Cover image: Manly, Australia. All images: Belinda James
Sydney is Australia’s most populated city, and finding trails away from the crowds can be a challenge. But it’s completely possible. Since Sydney has some of the most beautiful beaches in the world, I like to keep things coastal. Here are three of my favorite hikes in a town that was settled by a crew of English sailors more than 200 years ago.
This is perhaps Sydney’s best kept outdoor secret, and at 10km/6miles if can comfortably be done in half a day, allowing the other half to enjoy time in Manly, one of the beaches on the northern side of the city. To start at The Spit, catch a bus from the city, asking the driver to let you know where to get off. The walk traverses through national park, past million dollar homes and across sandy spots that are perfectly placed for a swim or a picnic along the way. Check the tides, or be prepared to take your shoes off for a short (but safe) stretch of beach near Clontarf.
The track offers panoramic vistas of the entrance to Sydney Harbour, and plenty of stretches of typical Australia coastal bushland. Once you arrive in Manly, there are plenty of places to eat and drink. There’s also Shelly Beach, offering some sweet snorkeling opportunities if the weather is calm. And when you’re ready to return to the city there’s a ferry service from Manly that takes 30 minutes to drop you off at Circular Quay, next to Sydney’s Opera House. Or if you haven’t got your sea legs, simply catch one of the buses back into town.
It’s only 6km/4 miles long, but don’t underestimate the time it should take you to complete this stunning snapshot of Sydney’s Eastern suburbs. You can catch a bus to and from the start and finish, beginning with a visit to one of the many chic cafes in Coogee (pronounced “Cood-gee”).
The track leads north, and is especially busy with morning and weekend warrior traffic. Be sure to wear your swimmers are there are plenty of places along the way to duck down into the ocean and cool off.
You’ll pass many villages along the way, finishing in cosmopolitan Bondi Beach. My favorite time to walk the Coogee to Bondi track is in October/November when it’s not too hot and the “Sculptures by the Sea” exhibit is on.
The Coast Track
If you are prepared for an overnight adventure, this 26km/16 mile rack is truly off the beaten path in the Royal National Park, about an hour south of central Sydney.
I have heard of people hiking it in a day, but you’d need to be up early. There’s a basic campground you stumble across about two-thirds of the way down. I hiked the coastal track in June, which was great for whale watching. If you hike in the warmer months, there are several beaches along the way that are safe for swimming.
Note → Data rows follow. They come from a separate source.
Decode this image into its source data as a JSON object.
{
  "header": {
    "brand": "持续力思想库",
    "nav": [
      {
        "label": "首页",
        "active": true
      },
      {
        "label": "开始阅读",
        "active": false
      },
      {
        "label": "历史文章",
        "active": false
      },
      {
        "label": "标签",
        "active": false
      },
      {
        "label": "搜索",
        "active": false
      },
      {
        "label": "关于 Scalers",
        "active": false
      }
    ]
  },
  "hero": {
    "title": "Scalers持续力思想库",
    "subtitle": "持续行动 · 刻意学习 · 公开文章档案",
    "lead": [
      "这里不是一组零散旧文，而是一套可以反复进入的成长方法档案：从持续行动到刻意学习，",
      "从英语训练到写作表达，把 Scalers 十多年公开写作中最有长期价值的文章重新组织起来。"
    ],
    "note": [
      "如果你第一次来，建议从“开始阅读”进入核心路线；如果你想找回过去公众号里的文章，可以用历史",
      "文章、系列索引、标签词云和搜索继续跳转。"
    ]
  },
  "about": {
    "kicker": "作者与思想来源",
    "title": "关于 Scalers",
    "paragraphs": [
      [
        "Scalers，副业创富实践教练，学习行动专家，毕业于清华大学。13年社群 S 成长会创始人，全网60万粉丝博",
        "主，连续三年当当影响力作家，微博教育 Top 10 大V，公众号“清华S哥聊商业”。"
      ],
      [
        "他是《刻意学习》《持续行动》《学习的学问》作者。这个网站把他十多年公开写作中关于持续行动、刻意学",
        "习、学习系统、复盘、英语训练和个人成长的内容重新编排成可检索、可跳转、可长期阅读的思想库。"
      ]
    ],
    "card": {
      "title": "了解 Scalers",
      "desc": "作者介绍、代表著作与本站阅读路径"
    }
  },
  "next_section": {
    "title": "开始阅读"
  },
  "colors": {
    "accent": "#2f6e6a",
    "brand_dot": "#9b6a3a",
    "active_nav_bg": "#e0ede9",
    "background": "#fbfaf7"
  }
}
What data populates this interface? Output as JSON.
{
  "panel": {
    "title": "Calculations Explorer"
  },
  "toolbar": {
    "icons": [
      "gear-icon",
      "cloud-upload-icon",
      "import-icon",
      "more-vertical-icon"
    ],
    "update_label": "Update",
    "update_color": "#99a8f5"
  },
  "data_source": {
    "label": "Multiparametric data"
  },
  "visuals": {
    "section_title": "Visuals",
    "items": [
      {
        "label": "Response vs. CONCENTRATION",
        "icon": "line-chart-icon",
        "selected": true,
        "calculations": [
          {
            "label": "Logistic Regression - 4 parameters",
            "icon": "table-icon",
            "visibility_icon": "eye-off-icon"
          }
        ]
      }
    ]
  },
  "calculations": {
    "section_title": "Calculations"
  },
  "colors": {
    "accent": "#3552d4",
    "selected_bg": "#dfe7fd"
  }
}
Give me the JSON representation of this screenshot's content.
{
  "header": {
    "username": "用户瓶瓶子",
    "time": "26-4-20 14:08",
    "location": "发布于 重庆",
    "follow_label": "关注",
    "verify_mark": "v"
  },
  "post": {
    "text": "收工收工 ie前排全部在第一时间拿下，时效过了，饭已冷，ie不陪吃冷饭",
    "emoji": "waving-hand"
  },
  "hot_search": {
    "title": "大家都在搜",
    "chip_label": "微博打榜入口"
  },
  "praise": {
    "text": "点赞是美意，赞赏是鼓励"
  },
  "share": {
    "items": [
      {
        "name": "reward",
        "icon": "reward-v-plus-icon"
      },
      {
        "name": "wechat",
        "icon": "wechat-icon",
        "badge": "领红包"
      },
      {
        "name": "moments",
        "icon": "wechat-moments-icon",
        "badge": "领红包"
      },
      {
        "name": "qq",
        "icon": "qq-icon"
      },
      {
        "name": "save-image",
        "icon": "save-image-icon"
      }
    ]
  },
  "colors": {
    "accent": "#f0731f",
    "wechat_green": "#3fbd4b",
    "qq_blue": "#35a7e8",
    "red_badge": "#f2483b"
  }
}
To access the trail, I caught a train from Sydney to Cronulla, and then walked to the ferry to travel the short distance to Bundeena, where the trail starts. There’s a small village store to buy last minute supplies, and then there’s nothing but sea, surf and bush until Otford, where you can catch the train back to Sydney.